Building on his achievements at Case, Chodosh became dean of the S.J. Quinney College of Law at the University of Utah in 2006. During his tenure, he served as the Dean, the Hugh B. Brown Endowed Presidential Professor of Law, and the Senior Presidential Advisor on Global Strategy. In that dual capacity, he helped establish several new university centers to address law and bioscience, global justice, educational innovation, and research on veterans in transition. With his direction, the university embraced the vision, design, and approval for an award-winning LEED Platinum law school facility that now serves as a new gateway to the Utah campus. The building was developed to foster creative educational models that enhance student leadership experiences, interdisciplinary research, and global education. In 2002, National Jurist magazine named Chodosh one of the 25 most influential people in legal education for his numerous contributions to the field.
Beyond his academic leadership, Chodosh has made a global impact through his justice reform efforts, having worked on projects or studies in more than a dozen countries in Asia, Europe, and the Middle East. Since 1996, he has played a central role in the growth of mediation in India, where he lectured and taught mediation as a Fulbright Senior Scholar in 2003. From 2007-2009, he founded and directed Global Justice Project: Iraq under a $10.4 million grant from the U.S. Department of State. This law and policy think tank advised the Iraqi government on legislative and constitutional priorities. He has served in advisory positions on justice reform for the World Bank Justice Reform Group, the International Monetary Fund Legal Department, and many court systems, non-profit organizations, and national commissions. In 2011, President Chodosh was named a recipient of the Gandhi Peace Award.
He has published numerous articles, books, and essays on mediation, legal reform, and comparative law. His recent books include Uniform Civil Code of India: A Blueprint for Scholarly Discourse (with Shimon Shetreet, 2016), Law in Iraq: A Document Companion (with co-editor Chibli Mallat, 2013), both published by Oxford University Press, and Global Justice Reform: A Comparative Methodology (2005, NYU Press).

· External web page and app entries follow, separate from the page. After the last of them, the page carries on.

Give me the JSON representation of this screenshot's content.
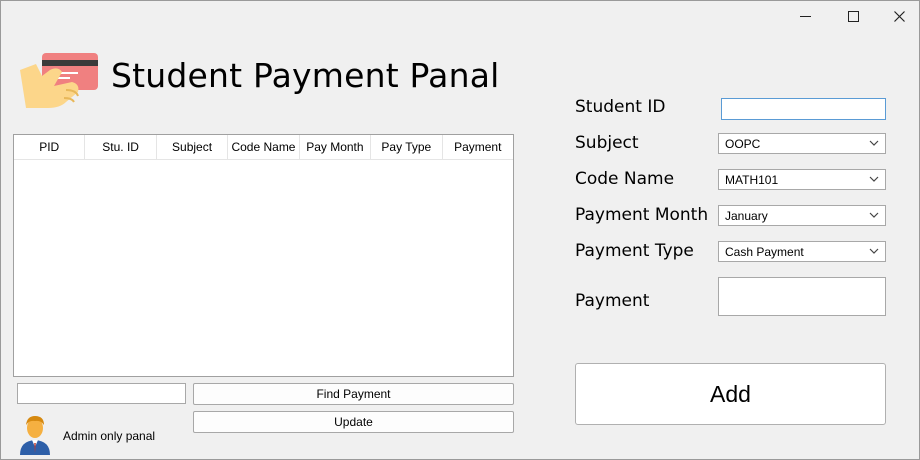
{
  "window": {
    "controls": [
      "minimize",
      "maximize",
      "close"
    ]
  },
  "header": {
    "title": "Student Payment Panal",
    "logo_icon": "credit-card-hand-icon"
  },
  "table": {
    "columns": [
      "PID",
      "Stu. ID",
      "Subject",
      "Code Name",
      "Pay Month",
      "Pay Type",
      "Payment"
    ],
    "rows": []
  },
  "search": {
    "value": "",
    "find_label": "Find Payment",
    "update_label": "Update"
  },
  "admin": {
    "icon": "admin-user-icon",
    "text": "Admin only panal"
  },
  "form": {
    "student_id_label": "Student ID",
    "student_id_value": "",
    "subject_label": "Subject",
    "subject_value": "OOPC",
    "code_name_label": "Code Name",
    "code_name_value": "MATH101",
    "payment_month_label": "Payment Month",
    "payment_month_value": "January",
    "payment_type_label": "Payment Type",
    "payment_type_value": "Cash Payment",
    "payment_label": "Payment",
    "payment_value": "",
    "add_label": "Add"
  },
  "colors": {
    "background": "#f0f0f0",
    "focus_border": "#5a9bd5"
  }
}
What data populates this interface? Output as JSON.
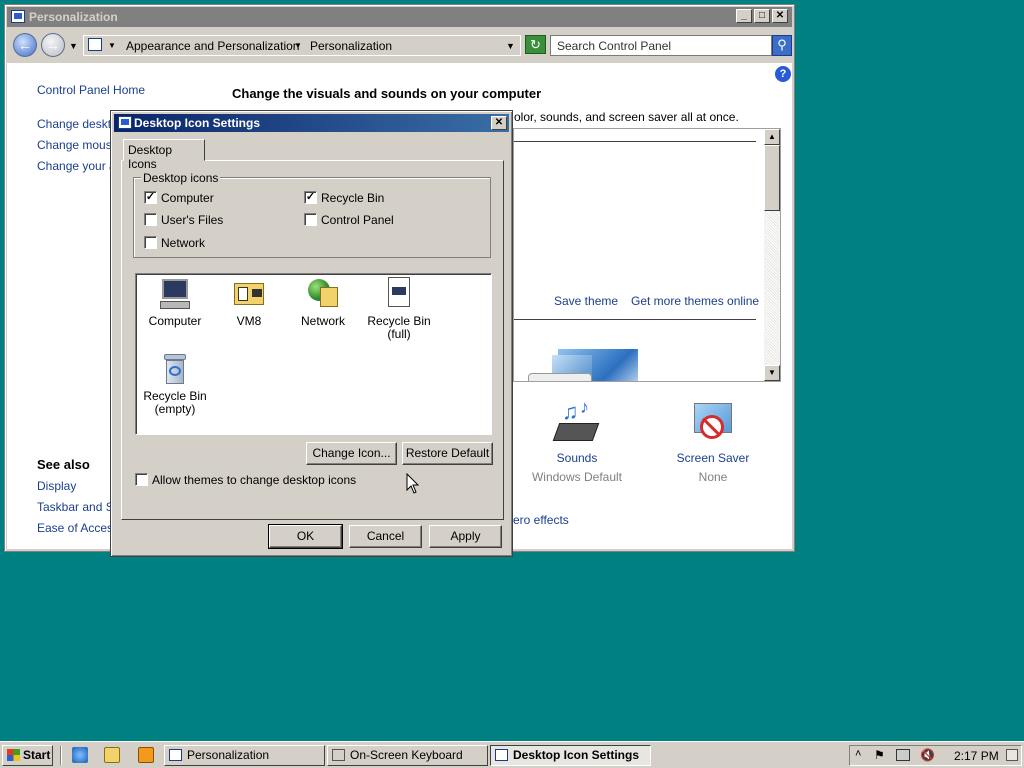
{
  "personalization_window": {
    "title": "Personalization",
    "buttons": {
      "minimize": "_",
      "maximize": "□",
      "close": "✕"
    },
    "breadcrumbs": [
      "Appearance and Personalization",
      "Personalization"
    ],
    "search_placeholder": "Search Control Panel",
    "sidebar": {
      "home": "Control Panel Home",
      "tasks": [
        "Change desktop",
        "Change mouse",
        "Change your ac"
      ],
      "see_also_heading": "See also",
      "see_also": [
        "Display",
        "Taskbar and Sta",
        "Ease of Access"
      ]
    },
    "heading": "Change the visuals and sounds on your computer",
    "subtitle": "olor, sounds, and screen saver all at once.",
    "theme_links": {
      "save": "Save theme",
      "get_more": "Get more themes online"
    },
    "settings": [
      {
        "label": "Sounds",
        "value": "Windows Default",
        "icon": "sounds-icon"
      },
      {
        "label": "Screen Saver",
        "value": "None",
        "icon": "screen-saver-icon"
      }
    ],
    "aero_link": "ero effects"
  },
  "dialog": {
    "title": "Desktop Icon Settings",
    "close": "✕",
    "tab": "Desktop Icons",
    "group_label": "Desktop icons",
    "checkboxes": [
      {
        "label": "Computer",
        "checked": true,
        "mark": "✓"
      },
      {
        "label": "Recycle Bin",
        "checked": true,
        "mark": "✓"
      },
      {
        "label": "User's Files",
        "checked": false,
        "mark": ""
      },
      {
        "label": "Control Panel",
        "checked": false,
        "mark": ""
      },
      {
        "label": "Network",
        "checked": false,
        "mark": ""
      }
    ],
    "icons": [
      {
        "line1": "Computer",
        "line2": "",
        "icon": "computer-icon"
      },
      {
        "line1": "VM8",
        "line2": "",
        "icon": "user-files-icon"
      },
      {
        "line1": "Network",
        "line2": "",
        "icon": "network-icon"
      },
      {
        "line1": "Recycle Bin",
        "line2": "(full)",
        "icon": "recycle-bin-full-icon"
      },
      {
        "line1": "Recycle Bin",
        "line2": "(empty)",
        "icon": "recycle-bin-empty-icon"
      }
    ],
    "change_icon_button": "Change Icon...",
    "restore_default_button": "Restore Default",
    "allow_themes": {
      "label": "Allow themes to change desktop icons",
      "checked": false
    },
    "ok": "OK",
    "cancel": "Cancel",
    "apply": "Apply"
  },
  "taskbar": {
    "start": "Start",
    "quick_launch": [
      "internet-explorer-icon",
      "folder-icon",
      "media-player-icon"
    ],
    "tasks": [
      {
        "label": "Personalization",
        "active": false
      },
      {
        "label": "On-Screen Keyboard",
        "active": false
      },
      {
        "label": "Desktop Icon Settings",
        "active": true
      }
    ],
    "tray_icons": [
      "chevron-up-icon",
      "flag-icon",
      "network-tray-icon",
      "volume-muted-icon"
    ],
    "clock": "2:17 PM"
  }
}
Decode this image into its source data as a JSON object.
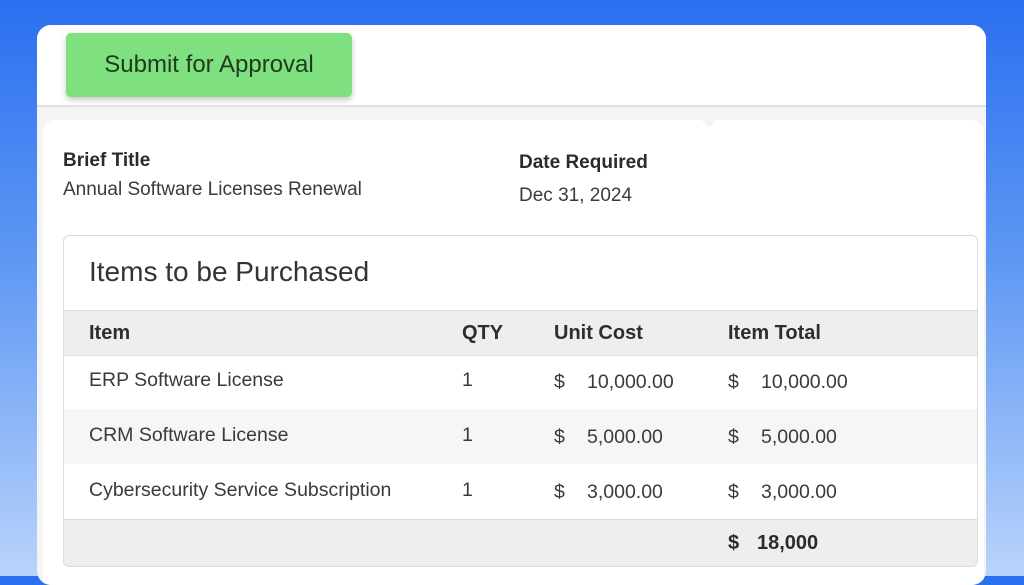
{
  "toolbar": {
    "submit_label": "Submit for Approval"
  },
  "request": {
    "title_label": "Brief Title",
    "title_value": "Annual Software Licenses Renewal",
    "date_label": "Date Required",
    "date_value": "Dec 31, 2024"
  },
  "items": {
    "heading": "Items to be Purchased",
    "columns": [
      "Item",
      "QTY",
      "Unit Cost",
      "Item Total"
    ],
    "rows": [
      {
        "item": "ERP Software License",
        "qty": "1",
        "currency": "$",
        "unit_cost": "10,000.00",
        "item_total": "10,000.00"
      },
      {
        "item": "CRM Software License",
        "qty": "1",
        "currency": "$",
        "unit_cost": "5,000.00",
        "item_total": "5,000.00"
      },
      {
        "item": "Cybersecurity Service Subscription",
        "qty": "1",
        "currency": "$",
        "unit_cost": "3,000.00",
        "item_total": "3,000.00"
      }
    ],
    "grand_total_currency": "$",
    "grand_total": "18,000"
  },
  "colors": {
    "submit_button": "#7ee07e",
    "background_top": "#2a6ff0",
    "background_bottom": "#b9d3fb",
    "header_row": "#eeeeee"
  }
}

President Chodosh is married to Priya Junnar, director of CMC’s distinguished Marian Miner Cook Athenaeum.